1.2. A bit of historyΒΆ

OmpSs-2 is the second generation of the OmpSs programming model. The name originally comes from two other programming models: OpenMP and StarSs. The design principles of these two programming models constitutes the fundamental ideas used to conceive the OmpSs philosophy.

OmpSs takes from OpenMP its viewpoint of providing a way to, starting from a sequential program, produce a parallel version of the same by introducing annotations in the source code. This annotations do not have an explicit effect in the semantics of the program, instead, they allow the compiler to produce a parallel version of it. This characteristic feature allows the users to parallelize applications incrementally. Starting from the sequential version, new directives can be added to specify the parallelism of different parts of the application. This has an important impact on the productivity that can be achieved by this philosophy. Generally when using more explicit programming models the applications need to be redesigned in order to implement a parallel version of the application, the user is responsible of how the parallelism is implemented. A direct consequence of this is the fact that the maintenance effort of the source code increases when using a explicit programming model, tasks like debugging or testing become more complex.

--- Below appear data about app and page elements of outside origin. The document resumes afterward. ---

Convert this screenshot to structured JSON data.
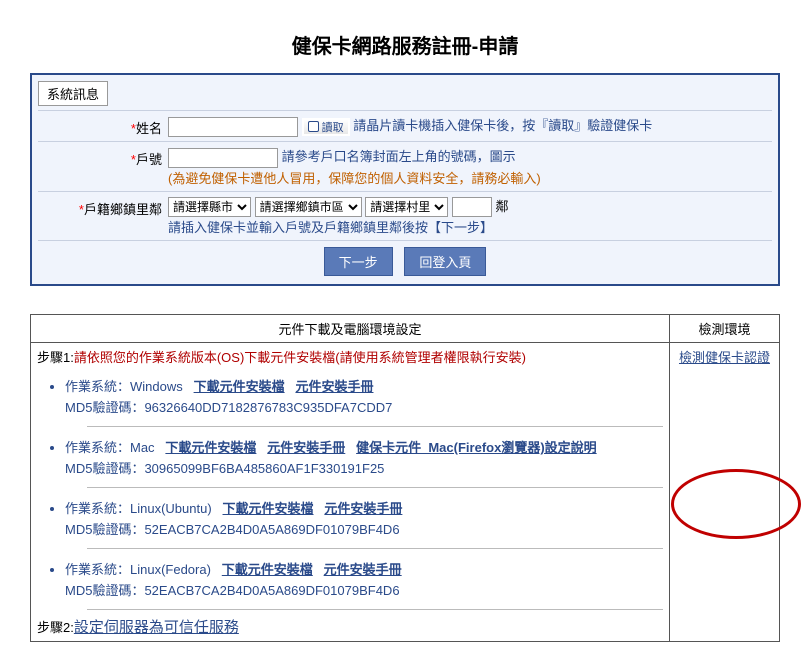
{
  "page_title": "健保卡網路服務註冊-申請",
  "sysmsg_tab": "系統訊息",
  "form": {
    "name_label": "姓名",
    "read_btn": "讀取",
    "name_hint": "請晶片讀卡機插入健保卡後，按『讀取』驗證健保卡",
    "household_label": "戶號",
    "household_hint": "請參考戶口名簿封面左上角的號碼，圖示",
    "household_warn": "(為避免健保卡遭他人冒用，保障您的個人資料安全，請務必輸入)",
    "addr_label": "戶籍鄉鎮里鄰",
    "sel_county": "請選擇縣市",
    "sel_town": "請選擇鄉鎮市區",
    "sel_village": "請選擇村里",
    "addr_suffix": "鄰",
    "addr_hint": "請插入健保卡並輸入戶號及戶籍鄉鎮里鄰後按【下一步】",
    "btn_next": "下一步",
    "btn_back": "回登入頁"
  },
  "dl": {
    "header_left": "元件下載及電腦環境設定",
    "header_right": "檢測環境",
    "step1_label": "步驟1:",
    "step1_text": "請依照您的作業系統版本(OS)下載元件安裝檔(請使用系統管理者權限執行安裝)",
    "os": [
      {
        "name": "作業系統：Windows",
        "links": [
          "下載元件安裝檔",
          "元件安裝手冊"
        ],
        "md5": "MD5驗證碼：96326640DD7182876783C935DFA7CDD7"
      },
      {
        "name": "作業系統：Mac",
        "links": [
          "下載元件安裝檔",
          "元件安裝手冊",
          "健保卡元件_Mac(Firefox瀏覽器)設定說明"
        ],
        "md5": "MD5驗證碼：30965099BF6BA485860AF1F330191F25"
      },
      {
        "name": "作業系統：Linux(Ubuntu)",
        "links": [
          "下載元件安裝檔",
          "元件安裝手冊"
        ],
        "md5": "MD5驗證碼：52EACB7CA2B4D0A5A869DF01079BF4D6"
      },
      {
        "name": "作業系統：Linux(Fedora)",
        "links": [
          "下載元件安裝檔",
          "元件安裝手冊"
        ],
        "md5": "MD5驗證碼：52EACB7CA2B4D0A5A869DF01079BF4D6"
      }
    ],
    "detect_link": "檢測健保卡認證",
    "step2_label": "步驟2:",
    "step2_link": "設定伺服器為可信任服務"
  }
}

StarSs, or Star SuperScalar, is a family of programming models that also offer implicit parallelism through a set of compiler annotations. It differs from OpenMP in some important areas. StarSs uses a different execution model, thread-pool where OpenMP implements fork-join parallelism. StarSs also includes features to target heterogeneous architectures through leveraging native kernels implementation while OpenMP targets accelerator support through direct compiler code generation. Finally StarSs offers asynchronous parallelism as the main mechanism of expressing parallelism whereas OpenMP only started to implement it since its version 3.0. Also StarSs offers task synchronization by means of dependences as the main mechanism of expressing the task execution order, enabling the look-ahead instantiation of task whereas OpenMP included it since its version 4.0.

StarSs raises the bar on how much implicitness is offered by the programming model. When programming using OpenMP, the developer first has to define which regions of the program will be executed on parallel, then he or she has to express how the inner code has to be executed by the threads forming the parallel region, and finally it may be required to add directives to synchronize the different parts of the parallel execution. StarSs simplifies part of this process by providing an environment where parallelism is implicitly created from the beginning of the execution, thus the developer can omit the declaration of parallel regions. The definition of parallel code is used using the concept of tasks, which are pieces of code which can be executed asynchronously in parallel. When it comes to synchronizing the different parallel regions of a StarSs applications, the programming model also offers a dependency mechanism which allows to express the correct order in which individual tasks must be executed to guarantee a proper execution. This mechanism enables a much richer expression of parallelism by StarSs than the one achieved by OpenMP, this makes StarSs applications to exploit the parallel resources more efficiently.

OmpSs tries to be the evolution that OpenMP needs in order to be able to target newer architectures. For this, OmpSs takes key features from OpenMP but also new ideas that have been developed in the StarSs family of programming models.